Interface dataset entries:
-=-=-=-=-

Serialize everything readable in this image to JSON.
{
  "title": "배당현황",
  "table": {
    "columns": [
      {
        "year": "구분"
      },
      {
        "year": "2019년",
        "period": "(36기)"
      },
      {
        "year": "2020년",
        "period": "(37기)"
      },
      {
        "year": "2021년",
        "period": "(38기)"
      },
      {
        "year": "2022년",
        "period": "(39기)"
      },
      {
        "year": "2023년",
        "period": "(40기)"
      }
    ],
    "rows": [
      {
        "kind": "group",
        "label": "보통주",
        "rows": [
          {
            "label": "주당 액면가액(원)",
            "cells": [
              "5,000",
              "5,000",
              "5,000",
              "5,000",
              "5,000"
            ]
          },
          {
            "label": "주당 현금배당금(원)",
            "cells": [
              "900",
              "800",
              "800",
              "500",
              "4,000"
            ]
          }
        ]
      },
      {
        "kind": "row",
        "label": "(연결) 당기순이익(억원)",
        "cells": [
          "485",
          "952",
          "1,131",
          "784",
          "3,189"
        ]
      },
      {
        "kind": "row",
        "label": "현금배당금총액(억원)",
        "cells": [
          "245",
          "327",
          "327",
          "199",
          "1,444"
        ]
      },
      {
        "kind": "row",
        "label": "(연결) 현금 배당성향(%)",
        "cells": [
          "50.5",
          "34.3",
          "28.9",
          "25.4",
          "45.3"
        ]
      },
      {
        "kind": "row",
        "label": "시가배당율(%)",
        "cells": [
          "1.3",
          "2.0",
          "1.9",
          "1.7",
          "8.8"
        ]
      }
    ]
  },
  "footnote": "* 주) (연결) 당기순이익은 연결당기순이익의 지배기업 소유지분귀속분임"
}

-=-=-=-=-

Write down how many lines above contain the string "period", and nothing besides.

Reply to the exercise -
5